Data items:
=== Begin Enclosure ===

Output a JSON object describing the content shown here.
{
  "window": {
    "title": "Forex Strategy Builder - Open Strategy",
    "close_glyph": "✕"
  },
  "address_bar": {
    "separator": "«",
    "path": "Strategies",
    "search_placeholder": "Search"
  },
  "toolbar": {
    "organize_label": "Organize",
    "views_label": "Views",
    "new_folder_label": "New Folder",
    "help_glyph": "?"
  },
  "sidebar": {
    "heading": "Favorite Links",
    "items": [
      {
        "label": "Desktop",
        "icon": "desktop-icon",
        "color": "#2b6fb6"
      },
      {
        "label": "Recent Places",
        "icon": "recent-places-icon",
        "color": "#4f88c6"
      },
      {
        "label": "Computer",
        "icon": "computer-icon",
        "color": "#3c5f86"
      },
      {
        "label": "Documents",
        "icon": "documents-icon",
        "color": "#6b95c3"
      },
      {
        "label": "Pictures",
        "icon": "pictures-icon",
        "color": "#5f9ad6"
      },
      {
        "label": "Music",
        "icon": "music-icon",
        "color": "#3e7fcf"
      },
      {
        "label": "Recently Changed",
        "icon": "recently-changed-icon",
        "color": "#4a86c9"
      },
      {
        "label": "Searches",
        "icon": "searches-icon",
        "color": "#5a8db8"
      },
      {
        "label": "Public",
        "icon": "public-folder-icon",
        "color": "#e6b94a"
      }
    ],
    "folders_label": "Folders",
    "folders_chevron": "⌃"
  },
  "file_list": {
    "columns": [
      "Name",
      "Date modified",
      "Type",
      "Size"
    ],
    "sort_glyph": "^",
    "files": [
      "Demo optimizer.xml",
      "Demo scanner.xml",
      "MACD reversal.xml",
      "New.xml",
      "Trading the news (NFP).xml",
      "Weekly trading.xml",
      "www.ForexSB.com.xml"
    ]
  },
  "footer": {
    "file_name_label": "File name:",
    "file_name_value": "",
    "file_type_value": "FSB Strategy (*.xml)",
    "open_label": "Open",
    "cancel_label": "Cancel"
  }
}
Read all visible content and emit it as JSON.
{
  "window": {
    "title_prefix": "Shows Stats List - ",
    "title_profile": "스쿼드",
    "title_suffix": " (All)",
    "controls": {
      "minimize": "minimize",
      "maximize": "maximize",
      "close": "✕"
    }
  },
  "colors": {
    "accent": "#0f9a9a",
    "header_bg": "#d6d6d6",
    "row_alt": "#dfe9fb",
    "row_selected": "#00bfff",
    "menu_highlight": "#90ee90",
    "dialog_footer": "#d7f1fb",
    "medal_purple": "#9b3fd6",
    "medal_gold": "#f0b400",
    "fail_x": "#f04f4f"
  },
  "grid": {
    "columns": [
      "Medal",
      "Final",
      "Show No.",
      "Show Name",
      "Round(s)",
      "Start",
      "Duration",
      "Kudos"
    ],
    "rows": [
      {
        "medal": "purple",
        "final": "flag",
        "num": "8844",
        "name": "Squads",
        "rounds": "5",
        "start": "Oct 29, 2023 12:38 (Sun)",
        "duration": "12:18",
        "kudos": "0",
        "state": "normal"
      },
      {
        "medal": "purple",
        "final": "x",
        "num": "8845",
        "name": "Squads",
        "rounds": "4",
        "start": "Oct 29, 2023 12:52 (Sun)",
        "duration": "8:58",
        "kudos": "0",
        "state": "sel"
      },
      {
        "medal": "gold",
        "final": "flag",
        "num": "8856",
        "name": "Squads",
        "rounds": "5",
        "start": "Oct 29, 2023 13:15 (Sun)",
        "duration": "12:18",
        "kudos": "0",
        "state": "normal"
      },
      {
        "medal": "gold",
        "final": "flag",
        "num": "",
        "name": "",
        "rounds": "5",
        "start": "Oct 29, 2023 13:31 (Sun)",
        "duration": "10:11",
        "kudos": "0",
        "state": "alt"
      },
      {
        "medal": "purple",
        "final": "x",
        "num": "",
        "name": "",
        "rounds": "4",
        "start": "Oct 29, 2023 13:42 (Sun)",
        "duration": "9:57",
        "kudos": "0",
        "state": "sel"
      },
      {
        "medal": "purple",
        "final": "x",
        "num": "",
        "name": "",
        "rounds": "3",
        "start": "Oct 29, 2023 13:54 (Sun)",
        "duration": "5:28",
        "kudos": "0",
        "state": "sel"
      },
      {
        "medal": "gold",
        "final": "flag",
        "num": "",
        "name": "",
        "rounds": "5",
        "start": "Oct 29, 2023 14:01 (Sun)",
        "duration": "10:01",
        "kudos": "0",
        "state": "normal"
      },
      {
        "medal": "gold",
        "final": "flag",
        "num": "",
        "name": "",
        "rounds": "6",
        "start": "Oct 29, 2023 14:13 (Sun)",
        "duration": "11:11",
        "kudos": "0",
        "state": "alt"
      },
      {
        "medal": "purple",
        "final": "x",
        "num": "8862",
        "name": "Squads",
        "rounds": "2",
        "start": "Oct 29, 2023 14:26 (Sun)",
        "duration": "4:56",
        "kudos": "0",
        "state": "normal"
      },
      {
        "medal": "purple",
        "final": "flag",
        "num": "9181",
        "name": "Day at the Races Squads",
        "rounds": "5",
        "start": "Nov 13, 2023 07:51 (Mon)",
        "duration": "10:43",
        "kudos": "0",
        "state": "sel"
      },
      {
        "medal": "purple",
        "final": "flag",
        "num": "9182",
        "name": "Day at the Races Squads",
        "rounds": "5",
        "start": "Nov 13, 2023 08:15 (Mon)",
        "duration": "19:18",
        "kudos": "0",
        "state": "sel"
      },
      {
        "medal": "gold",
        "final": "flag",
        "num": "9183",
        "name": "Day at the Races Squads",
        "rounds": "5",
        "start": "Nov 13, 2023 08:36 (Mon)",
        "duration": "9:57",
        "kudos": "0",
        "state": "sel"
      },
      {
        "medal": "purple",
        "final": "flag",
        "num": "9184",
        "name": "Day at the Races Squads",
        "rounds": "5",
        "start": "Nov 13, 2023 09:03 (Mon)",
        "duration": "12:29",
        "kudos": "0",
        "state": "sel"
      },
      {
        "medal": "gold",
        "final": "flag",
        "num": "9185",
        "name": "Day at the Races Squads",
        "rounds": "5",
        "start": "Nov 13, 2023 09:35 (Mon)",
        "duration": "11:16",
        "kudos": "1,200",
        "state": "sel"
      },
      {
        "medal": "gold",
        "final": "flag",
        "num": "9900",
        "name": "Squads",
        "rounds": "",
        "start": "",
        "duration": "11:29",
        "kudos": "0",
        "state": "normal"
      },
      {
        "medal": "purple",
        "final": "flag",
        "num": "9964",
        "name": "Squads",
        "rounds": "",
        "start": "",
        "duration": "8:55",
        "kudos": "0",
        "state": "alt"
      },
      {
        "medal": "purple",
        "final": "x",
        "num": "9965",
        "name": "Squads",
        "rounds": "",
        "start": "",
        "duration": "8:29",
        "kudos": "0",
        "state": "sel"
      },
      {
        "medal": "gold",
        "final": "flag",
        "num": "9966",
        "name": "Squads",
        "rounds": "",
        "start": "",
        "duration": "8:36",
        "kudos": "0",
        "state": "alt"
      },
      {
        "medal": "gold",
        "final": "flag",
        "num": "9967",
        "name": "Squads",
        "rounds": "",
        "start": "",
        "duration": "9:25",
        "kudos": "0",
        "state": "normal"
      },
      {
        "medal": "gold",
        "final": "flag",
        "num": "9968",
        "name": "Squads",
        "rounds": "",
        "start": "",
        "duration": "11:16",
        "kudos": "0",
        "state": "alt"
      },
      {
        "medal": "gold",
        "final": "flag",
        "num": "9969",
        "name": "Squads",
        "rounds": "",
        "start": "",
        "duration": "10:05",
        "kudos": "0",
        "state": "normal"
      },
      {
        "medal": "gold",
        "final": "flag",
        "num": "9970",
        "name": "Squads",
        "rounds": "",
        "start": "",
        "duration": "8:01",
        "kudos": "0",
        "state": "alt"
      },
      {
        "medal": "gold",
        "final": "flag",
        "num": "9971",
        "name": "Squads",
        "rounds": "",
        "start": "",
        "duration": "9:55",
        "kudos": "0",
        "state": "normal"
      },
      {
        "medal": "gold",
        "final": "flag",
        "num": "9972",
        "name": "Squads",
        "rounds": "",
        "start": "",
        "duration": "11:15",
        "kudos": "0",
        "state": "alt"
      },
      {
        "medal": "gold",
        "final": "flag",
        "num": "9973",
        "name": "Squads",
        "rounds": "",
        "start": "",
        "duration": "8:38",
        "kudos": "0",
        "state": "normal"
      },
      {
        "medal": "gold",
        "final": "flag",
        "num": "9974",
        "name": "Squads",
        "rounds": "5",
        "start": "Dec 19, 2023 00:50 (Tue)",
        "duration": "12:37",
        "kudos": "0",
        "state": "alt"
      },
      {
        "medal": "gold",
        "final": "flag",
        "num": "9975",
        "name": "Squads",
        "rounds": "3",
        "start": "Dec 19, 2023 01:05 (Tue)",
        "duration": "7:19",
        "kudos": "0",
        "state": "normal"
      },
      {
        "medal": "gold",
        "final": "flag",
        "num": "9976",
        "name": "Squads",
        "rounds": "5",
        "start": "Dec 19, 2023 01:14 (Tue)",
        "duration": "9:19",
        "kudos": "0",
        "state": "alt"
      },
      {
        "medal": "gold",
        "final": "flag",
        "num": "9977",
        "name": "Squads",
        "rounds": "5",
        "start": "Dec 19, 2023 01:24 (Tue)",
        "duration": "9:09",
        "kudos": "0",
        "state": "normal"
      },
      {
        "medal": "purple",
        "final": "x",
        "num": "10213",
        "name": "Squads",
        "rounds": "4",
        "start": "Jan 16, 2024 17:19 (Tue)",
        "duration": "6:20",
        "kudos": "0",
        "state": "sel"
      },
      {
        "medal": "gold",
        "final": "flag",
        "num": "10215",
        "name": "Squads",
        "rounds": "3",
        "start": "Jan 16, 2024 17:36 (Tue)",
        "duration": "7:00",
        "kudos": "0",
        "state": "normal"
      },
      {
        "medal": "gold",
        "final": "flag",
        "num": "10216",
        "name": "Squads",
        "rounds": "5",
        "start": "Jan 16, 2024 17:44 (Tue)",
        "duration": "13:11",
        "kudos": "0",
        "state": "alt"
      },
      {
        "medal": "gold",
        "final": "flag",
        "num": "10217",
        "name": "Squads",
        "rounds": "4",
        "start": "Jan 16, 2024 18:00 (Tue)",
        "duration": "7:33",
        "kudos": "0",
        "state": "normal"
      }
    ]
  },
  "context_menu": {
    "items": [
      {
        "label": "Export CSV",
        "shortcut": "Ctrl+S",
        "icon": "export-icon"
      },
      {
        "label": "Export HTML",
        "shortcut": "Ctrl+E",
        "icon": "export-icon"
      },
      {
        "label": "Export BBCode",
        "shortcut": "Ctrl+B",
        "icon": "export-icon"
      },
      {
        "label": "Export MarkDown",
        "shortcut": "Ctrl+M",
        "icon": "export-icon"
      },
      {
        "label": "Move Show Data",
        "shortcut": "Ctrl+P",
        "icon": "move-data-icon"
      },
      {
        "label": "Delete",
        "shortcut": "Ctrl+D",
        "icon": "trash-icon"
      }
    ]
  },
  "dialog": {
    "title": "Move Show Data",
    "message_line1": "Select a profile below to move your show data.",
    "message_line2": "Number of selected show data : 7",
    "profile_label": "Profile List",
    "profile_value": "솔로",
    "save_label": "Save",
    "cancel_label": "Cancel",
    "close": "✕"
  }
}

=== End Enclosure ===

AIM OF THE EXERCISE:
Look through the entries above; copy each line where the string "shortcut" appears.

SOLUTION FOR THIS EXERCISE:
        "shortcut": "Ctrl+S",
        "shortcut": "Ctrl+E",
        "shortcut": "Ctrl+B",
        "shortcut": "Ctrl+M",
        "shortcut": "Ctrl+P",
        "shortcut": "Ctrl+D",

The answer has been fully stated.